Where a line of the data holds the word "value", copy that line.
---------- Given information ----------
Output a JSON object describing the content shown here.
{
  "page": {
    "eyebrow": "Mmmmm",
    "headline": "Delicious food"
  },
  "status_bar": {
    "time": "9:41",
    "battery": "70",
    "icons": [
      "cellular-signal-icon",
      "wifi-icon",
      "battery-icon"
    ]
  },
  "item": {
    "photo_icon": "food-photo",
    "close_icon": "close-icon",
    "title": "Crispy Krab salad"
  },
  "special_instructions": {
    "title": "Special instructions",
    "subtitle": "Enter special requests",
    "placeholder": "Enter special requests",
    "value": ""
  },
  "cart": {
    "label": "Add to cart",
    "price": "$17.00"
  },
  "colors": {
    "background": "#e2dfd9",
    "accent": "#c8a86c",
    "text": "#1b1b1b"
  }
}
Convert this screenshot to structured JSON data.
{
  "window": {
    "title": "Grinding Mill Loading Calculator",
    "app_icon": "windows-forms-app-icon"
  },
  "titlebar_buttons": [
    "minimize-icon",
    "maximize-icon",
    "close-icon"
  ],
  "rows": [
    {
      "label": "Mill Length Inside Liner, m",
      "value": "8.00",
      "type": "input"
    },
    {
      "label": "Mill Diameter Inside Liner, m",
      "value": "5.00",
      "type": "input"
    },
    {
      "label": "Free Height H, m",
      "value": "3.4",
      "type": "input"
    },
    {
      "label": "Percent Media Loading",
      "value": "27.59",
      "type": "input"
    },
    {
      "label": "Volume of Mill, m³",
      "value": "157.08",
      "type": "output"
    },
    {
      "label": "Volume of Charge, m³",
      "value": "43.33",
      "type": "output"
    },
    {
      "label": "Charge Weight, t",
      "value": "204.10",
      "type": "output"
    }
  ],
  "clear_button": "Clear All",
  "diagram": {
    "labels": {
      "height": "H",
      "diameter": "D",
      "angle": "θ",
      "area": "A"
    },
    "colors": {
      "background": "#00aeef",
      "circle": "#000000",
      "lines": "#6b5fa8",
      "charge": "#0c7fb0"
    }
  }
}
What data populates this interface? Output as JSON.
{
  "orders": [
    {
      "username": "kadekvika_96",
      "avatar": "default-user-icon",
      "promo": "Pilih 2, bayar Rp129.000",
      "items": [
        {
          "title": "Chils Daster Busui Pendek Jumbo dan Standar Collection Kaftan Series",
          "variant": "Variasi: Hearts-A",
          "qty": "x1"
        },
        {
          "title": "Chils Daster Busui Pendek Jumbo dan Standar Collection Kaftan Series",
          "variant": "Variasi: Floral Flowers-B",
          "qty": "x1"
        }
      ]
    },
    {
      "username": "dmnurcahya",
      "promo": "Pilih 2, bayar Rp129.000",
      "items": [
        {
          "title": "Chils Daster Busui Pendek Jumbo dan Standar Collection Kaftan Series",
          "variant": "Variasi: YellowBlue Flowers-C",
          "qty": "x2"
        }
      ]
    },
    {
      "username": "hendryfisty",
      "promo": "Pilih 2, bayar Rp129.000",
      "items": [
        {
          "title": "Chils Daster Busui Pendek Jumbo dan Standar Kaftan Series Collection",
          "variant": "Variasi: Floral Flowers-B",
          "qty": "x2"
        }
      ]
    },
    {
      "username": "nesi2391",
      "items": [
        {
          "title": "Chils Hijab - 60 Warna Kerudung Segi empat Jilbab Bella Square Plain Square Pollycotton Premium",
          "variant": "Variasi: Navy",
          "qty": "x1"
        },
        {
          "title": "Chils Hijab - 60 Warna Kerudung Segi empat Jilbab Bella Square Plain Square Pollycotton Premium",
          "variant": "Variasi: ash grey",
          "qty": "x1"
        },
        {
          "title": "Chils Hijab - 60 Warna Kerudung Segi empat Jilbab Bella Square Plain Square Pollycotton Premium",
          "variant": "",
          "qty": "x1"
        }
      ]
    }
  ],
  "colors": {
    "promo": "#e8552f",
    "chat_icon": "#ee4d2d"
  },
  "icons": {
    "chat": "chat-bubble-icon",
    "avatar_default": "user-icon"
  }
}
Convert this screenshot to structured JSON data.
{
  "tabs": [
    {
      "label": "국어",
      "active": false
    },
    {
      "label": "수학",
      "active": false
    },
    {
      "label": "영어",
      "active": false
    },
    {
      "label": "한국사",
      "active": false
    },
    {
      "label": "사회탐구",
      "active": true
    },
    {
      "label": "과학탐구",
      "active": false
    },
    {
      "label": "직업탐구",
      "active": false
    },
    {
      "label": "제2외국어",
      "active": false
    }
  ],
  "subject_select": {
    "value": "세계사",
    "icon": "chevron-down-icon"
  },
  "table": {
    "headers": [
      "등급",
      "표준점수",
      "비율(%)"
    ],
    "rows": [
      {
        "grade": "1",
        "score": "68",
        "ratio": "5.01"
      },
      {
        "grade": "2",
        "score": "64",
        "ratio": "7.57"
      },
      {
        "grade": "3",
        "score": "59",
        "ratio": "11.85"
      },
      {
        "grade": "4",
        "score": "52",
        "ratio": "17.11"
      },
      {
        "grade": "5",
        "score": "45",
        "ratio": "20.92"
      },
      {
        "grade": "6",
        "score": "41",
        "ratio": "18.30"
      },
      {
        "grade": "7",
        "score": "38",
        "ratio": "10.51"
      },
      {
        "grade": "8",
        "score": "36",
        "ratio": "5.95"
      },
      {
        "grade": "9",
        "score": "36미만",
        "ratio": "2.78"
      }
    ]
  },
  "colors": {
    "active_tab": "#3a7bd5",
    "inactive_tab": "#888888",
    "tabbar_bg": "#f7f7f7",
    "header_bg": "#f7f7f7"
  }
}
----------
Your solution
    "value": ""
      "value": "8.00",
      "value": "5.00",
      "value": "3.4",
      "value": "27.59",
      "value": "157.08",
      "value": "43.33",
      "value": "204.10",
    "value": "세계사",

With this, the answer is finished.